Is caste unique to India – or can the concept be applied elsewhere?
• How have essential views of caste affected the way in which it is studied?
• How does caste relate to other dimensions of difference and inequality such as class and ethnicity?.
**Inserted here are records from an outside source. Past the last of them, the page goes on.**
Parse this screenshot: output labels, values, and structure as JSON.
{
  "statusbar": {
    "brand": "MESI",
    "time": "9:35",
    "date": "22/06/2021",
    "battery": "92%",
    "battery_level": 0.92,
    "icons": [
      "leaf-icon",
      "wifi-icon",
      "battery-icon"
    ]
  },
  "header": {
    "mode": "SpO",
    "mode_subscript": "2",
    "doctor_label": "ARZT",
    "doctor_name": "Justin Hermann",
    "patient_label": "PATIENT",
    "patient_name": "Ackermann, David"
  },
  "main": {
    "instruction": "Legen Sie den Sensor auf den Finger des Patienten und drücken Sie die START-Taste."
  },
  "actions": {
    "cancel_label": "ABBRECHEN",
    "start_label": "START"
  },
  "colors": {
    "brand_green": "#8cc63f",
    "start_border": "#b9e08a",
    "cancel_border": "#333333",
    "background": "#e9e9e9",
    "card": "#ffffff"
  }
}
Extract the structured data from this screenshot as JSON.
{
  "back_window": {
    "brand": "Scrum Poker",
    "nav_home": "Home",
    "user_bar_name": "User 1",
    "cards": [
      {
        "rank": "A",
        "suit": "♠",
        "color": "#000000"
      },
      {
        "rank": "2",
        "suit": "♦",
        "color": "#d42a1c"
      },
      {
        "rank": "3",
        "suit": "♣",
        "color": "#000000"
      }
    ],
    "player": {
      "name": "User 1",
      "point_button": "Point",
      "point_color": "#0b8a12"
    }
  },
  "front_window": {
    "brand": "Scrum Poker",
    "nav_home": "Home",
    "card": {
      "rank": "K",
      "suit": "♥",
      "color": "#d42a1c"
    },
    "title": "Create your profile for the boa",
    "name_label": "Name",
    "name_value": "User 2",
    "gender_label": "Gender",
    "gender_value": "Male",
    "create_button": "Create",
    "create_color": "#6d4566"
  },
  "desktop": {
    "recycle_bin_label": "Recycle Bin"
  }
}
This lively and accessible text examines the concept of caste, noting its origin in orientalist descriptions of Indian society, and showing how it made its way into social scientific discourse as a tool for the comparative analysis of social stratification. It reviews social scientists’ accounts of caste in contemporary India, discussing the theoretical assumptions underlying such descriptions. The author takes issue with the view of caste which regards it as specific to Hindu India and makes a case for a comparative sociology concerned with social processes. Such a sociology is important and indeed necessary if we are to understand the ways in which social inequality and cultural difference are organized in contemporary societies. The book represents a key text for students of comparative sociology and social anthropology, as well as those studying ethnicity, cultural difference and social and cultural change, religious studies, and others with an interest in Asian studies.